The alignment direction observations illustrate the relation between linear
and circular polarization measurements, as we now discuss. Measurements in
a circular polarization basis are characterized by the covariances *W*_{1}=
*W*_{L}, *W*_{2}= *W*_{R}, and
*W* = *W*_{LR}. Rather than work with the rationalized
quantities *W*_{L}/*W*_{R} and
,
as is convenient in a
linear polarization basis, circular polarization measurements are better
characterized by the quantity *W*/*W*_{2}, where *W*_{2} is the co-polar return.
This is because *W*/*W*_{2} better reflects the meteorological parameters being
measured than the *W*_{L}/*W*_{R} or
do. The *W*/*W*_{2} approach was
formulated by Barge (1972), Humphries (1974), and McCormick and Hendry (1975),
who derived expressions relating *W*/*W*_{2} to the polarization characteristics
of the propagation and scattering medium.
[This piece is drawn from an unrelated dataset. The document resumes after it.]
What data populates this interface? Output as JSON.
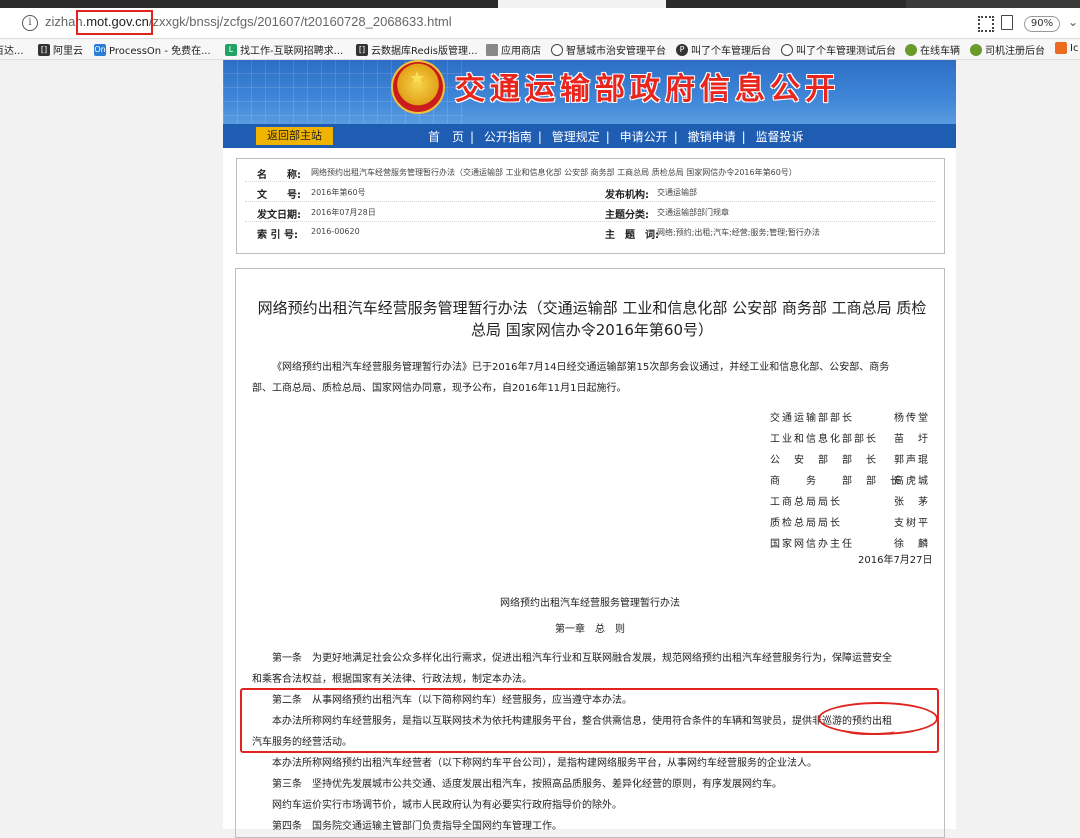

The relations have formed the
basis for interpreting circular polarization measurements in a number of
studies (e.g., McCormick and Hendry, 1975, 1979; Hendry and Antar, 1984;
Bringi and Hendry, 1990; Metcalf, 1995, 1997); Krehbiel et al., 1996) but
are conceptually and analytically difficult to understand. It has also been
difficult to understand how circular and linear observations are related, or
how well quantities such as
and
can be determined from circular
polarization measurements (e.g., McCormick, 1979; Torlaschi and Holt, 1993).
For this reason many meterological radars have used linear polarization.

The Poincaré sphere approach provides a good way of showing how circular and
linear polarization measurements are related. In particular, *W*/*W*_{2}represents a stereographic projection of the polarization state onto a
plane tangent to the Poincaré sphere (Scott, 1999). This is illustrated in
Figure 9. The plane is tangent at the copolar circular
polarization point (considered for simplicity to be *LHC*) while the
projection is from the orthogonal polarization point (*RHC*). Because
*W*_{2} corresponds to the total signal power (polarized plus unpolarized),
both the tangent and the projection points are on the surface of the outer,
total power sphere, while the polarization state itself is on the inner,
Poincaré sphere (see Figure 4).

The above picture shows why *W*/*W*_{2} has been a useful quantity in circular
polarization measurements; the depolarization effects of horizontally
aligned particles produce nearly orthogonal motions in the *W*/*W*_{2} plane.
Also, the depolarization produced by non-horizontally aligned particles
is simply rotated from that produced by horizontally aligned particles.
From Figure 8, the polarization changes due to particles
aligned at an angle
are rotated by an angle
in the *W*/*W*_{2}plane. The latter has formed the basis for determining alignment directions
using the *W*/*W*_{2} approach. Differential propagation phase due to horizontally
aligned particles causes upward motion of *W*/*W*_{2}, in the positive imaginary
direction (Figure 10a), while that due to vertically aligned
particles causes downward motion in the negative imaginary direction (Figure
10b). The Poincaré projection plots seen in the data figures of
this paper are similar to *W*/*W*_{2} plots in that they view the Poincaré sphere
from above. The trajectories due to horizontally and vertically aligned
particles (e.g., Figures 2 and 15) are essentially the
same as would be obtained in *W*/*W*_{2} space, except rotated by .

The geometrical interpretation highlights two major difficulties with the
*W*/*W*_{2} approach. The first is that the projection is a non-linear function
of the polarization state. This complicates the *W*/*W*_{2} formulations and has
limited the extent to which the formulations can be expressed analytically.
The second difficulty is that *W*/*W*_{2} by itself represents the polarization
state in terms of only two variables (the real and imaginary parts of *W*/*W*_{2},
for example), while the actual polarization state is specified by three
quantities (e.g., ,
,
,
or ,
,
*p*). If the radar
signal remained fully polarized (*p* = 1), a given polarization state on the
surface of the Poincaré sphere would correspond uniquely to a point in *W*/*W*_{2}space and the mapping would be conformal. The radar signal does not remain
fully polarized, however, and can develop a significant unpolarized
component. When this happens, the resulting changes in the degree of
polarization causes the *W*/*W*_{2} projection point to move radially in and out
from the plane's origin, making the mapping non-conformal. (This explains
some odd features that have not been understood in *W*/*W*_{2} trajectories,
such as why the trajectories sometimes have `loops'.) The meteorological
formulations for *W*/*W*_{2} have not considered partial polarization and
would probably become hopelessly complicated by its inclusion.

The above difficulties are not inherent to the use of circular polarization,
only to the *W*/*W*_{2} approach of representing the measurements. Circular
polarization measurements can be well represented in covariance or Poincaré sphere space (Torlaschi and Holt, 1993, 1998; Krehbiel and Scott, 1999).